When I was a child I was given a cookbook filled with recipes appropriate for a youngster of eight. That at least was what the book said. Included, however, were instructions for flipping crepes in hot skillets, beating batters with electric hand mixers, and heating sugar to the hard-ball stage (250 degrees) to make candies. My mother obviously was not too concerned with my dexterity since she gave me, from a very early age, complete freedom in her kitchen in our home in Nutley. It was nice to be trusted, and it encouraged me to experiment and create freely.
I loved that first cookbook. It was large, it had funny sketchlike drawings, and every recipe in it worked. Although the recipes were pretty simple, there were no shortcuts and no substitution of good ingredients with artificial.
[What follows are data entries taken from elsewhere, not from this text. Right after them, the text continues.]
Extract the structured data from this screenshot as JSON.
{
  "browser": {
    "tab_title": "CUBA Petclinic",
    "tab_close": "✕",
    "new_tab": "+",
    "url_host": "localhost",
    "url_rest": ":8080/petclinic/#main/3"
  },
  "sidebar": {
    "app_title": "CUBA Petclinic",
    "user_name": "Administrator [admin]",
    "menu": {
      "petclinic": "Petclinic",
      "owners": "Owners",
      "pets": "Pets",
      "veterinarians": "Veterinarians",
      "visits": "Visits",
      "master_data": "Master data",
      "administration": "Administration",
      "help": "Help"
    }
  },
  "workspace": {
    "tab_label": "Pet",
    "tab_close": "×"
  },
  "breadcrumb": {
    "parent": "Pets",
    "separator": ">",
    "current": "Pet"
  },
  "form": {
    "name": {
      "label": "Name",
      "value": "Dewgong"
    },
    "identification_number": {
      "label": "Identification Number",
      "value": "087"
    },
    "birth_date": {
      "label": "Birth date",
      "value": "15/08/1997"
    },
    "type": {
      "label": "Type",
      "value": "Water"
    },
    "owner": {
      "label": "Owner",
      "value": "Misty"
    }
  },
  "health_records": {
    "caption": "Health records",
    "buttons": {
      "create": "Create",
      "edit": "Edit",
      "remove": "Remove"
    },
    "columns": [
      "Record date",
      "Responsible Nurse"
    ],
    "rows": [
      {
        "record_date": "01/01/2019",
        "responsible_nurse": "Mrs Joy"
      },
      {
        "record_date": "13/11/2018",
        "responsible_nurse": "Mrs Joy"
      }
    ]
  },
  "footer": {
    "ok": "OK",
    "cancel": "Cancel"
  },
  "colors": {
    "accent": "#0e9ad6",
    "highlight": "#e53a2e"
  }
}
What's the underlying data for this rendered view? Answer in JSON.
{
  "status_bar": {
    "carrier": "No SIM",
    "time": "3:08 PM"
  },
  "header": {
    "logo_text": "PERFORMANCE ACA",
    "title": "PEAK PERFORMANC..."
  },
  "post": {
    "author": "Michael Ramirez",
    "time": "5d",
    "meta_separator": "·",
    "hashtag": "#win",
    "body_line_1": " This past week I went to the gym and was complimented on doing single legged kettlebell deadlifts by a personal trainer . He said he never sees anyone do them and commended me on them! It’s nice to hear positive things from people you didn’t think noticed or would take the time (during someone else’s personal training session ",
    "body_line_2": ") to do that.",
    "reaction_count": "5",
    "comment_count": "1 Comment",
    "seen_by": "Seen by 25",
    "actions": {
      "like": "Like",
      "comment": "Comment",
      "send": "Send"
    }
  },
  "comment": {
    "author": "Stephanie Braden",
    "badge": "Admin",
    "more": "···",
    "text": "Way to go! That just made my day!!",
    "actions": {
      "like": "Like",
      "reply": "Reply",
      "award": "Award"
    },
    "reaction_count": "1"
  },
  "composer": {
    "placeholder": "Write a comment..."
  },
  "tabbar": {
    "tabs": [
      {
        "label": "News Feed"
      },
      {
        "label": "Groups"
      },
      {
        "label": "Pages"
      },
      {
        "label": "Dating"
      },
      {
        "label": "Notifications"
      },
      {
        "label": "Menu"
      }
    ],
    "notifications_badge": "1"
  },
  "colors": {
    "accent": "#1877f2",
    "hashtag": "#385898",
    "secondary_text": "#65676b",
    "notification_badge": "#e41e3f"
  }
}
My favorite recipe was for hard butterscotch candy, made from caramelized sugar, cornstarch, cream, and butter. To me, the result was better than any store-bought butterscotch, even the famous foil-wrapped rectangles of Callard & Bowser candy that we could buy at the local candy stores.
For holidays, after we had made all the cookies, fruitcakes, and puddings that we needed for our entertaining and gifts, we would make a selection of unusual confections and candies. We all enjoyed the candy making because it was a special treat and because the results were so enjoyed by everyone who tasted the delectables. My mother’s penuche, which was very similar to southern pralines, but cut in squares instead of formed into patties, was highly prized. She used freshly shelled South Carolina pecans that Uncle Hank sent. Aunt Clem always made peanut brittle, which was sweet as well as salty because she favored salty Georgia peanuts. I made dozens of caramels and butterscotches, which I wrapped in waxed paper and packed into metal cookie tins (actually, pretzels came in these tins), which I hand-painted with images of garden flowers.
We consumed very little chocolate -- I think in those days chocolate was very costly, and imported chocolate wasn’t readily available. There was, of course, the popular Hershey brand in the grocery store, and we melted chocolate in a double boiler for fudge and frostings and puddings. At Christmas we all craved chocolate coins wrapped in foil, and these were provided by an old-fashioned ice-cream parlor and candy shop called Morris’s. At holiday time, this lovely store hand-dipped all of its candies. We children were in the habit of going there to gaze through the window into the candy-making kitchen to watch the complex processes being performed in the creation of our town’s candy. I got very interested in this art and asked a lot of questions and got lots of good answers about chocolate, candy making, and technical stuff like tempering and metal molds. The Morris family was always busy making fantasies that everyone could enjoy.
Candy making continued to hold a great fascination for me as I grew older and traveled to different cities in the United States and around the world. On visits to Atlantic City I observed the ladies in pink-and-white-striped dresses kneading and pulling real saltwater taffy on the boardwalk. In Louisiana I tasted real pralines made from local sugar and farm-fresh cream and nuts, and vowed to perfect my attempts at making these tender candies. In Sicily, in the dark and foreboding city of Catania, I saw to my amazement the intricate and delicious marzipan creations of the master sculptors of the ground almond. And in Paris, on frequent forays to Fauchon, I tasted the sugarplums that are so honored in Tchaikovsky’s “The Nutcracker.”
I’ll continue to make confections -- I hope someday to learn the art of blown sugar so I can make pears and apples and other fruits and objects that resemble Venetian glass. I also dream about making striped and dotted and pulled candy that can be snipped and cut into odd shapes. These techniques will take working with masters, but that for me is what learning is all about. And to be able to create the visions that inspired composers, writers, and artists is something we all can aspire to, even if the results are only for our own pleasure and consumption.